Ed Vaizey tells Develop that tax break policies will be introduced in the Conservativesí first finance bill, if elected
The Conservative Party says it will introduce game development tax breaks in its first budget if elected to form a Government, Develop can reveal.
The party’s spokesperson for the game industry, MP Ed Vaizey, last night put an end to months of faltering support on the issue by pledging, unequivocally, that the Conservatives would back the measures straight away.
Vaizey told Develop that the Conservatives would introduce game development tax breaks in its first term, speaking in an interview after his appearance on last night’s ELSPA Pre Election Question Time debate.
For many months the Conservatives’ position on development tax breaks has appeared unconvincing, with the party only suggesting that it was not opposed in principal to the fiscal measures that the UK development sector craves.
However, in the aftermath of Chancellor Alistair Darling’s 2010 Budget – where game tax breaks became Government policy – the Tories’ hand has been somewhat forced.
At the inaugural ELSPA Question Time event in London last night, the issue tax cuts was put to Vaizey several times. Yet the Conservative MP’s slippery handling of questions had failed to convince all in attendance that the Tories were fully behind tax break measures.
Vaizey did say in general terms that the Conservatives “are going to support tax breaks for the videogame industry”, but the pledge was short on detail.
Further doubts were raised when Vaizey failed to back the Government’s own tax break policy, which will be based on the cultural film tax test and introduced after the election.
Sitting next to Viazey at the ELSPA Question Time event was Labour MP Tom Watson, who accused his counterpart of indecision – or dithering – on the issue.
Said Watson: “Vaizey’s a great man, but basically he doesn’t make the calls. George Osbourne does. And [Osbourne] hasn’t made his mind up on the issue,”
Vaizey hit back unreservedly, unearthing the embarrassing moves Labour has made during its thirteen year administration that’s resulted in a diminished UK sector.
“I think that Labour’s game tax credit – or as the Conservatives call it; fiscal support for the videogame industry – is a bit like thirteen years of marriage, with your partner being shown the door and he or she turns around and says ‘I can change’.

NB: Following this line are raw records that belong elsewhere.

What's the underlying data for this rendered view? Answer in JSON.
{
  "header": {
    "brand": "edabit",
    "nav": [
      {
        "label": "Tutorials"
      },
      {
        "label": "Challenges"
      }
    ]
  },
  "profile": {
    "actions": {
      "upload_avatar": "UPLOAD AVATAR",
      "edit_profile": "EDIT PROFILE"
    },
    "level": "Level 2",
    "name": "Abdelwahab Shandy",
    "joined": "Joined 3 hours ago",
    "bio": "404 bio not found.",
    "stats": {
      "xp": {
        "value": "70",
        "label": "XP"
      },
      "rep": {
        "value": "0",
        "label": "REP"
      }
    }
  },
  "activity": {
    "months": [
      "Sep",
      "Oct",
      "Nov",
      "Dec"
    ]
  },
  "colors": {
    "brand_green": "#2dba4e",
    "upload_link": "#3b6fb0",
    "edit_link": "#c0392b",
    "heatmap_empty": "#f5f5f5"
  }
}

“Do you believe them? Or do you believe that person who has been wooing you for the last three years,” he added, “talking about how seriously they are taking the issue, and want to give you the proper tax breaks, the proper skills, and a voice to the top of the table.”
Vaizey went on to tell Develop that the party would introduce game development tax breaks “in the Conservatives’ first budget”.
He said: “We do support tax breaks for the industry, but it’s not something you can do overnight. The Labour government opposed game development tax breaks on Tuesday and put in their budget on Wednesday.”
Elsewhere during the Question Time event, The Liberal Democrats pledged its full support for game development tax breaks.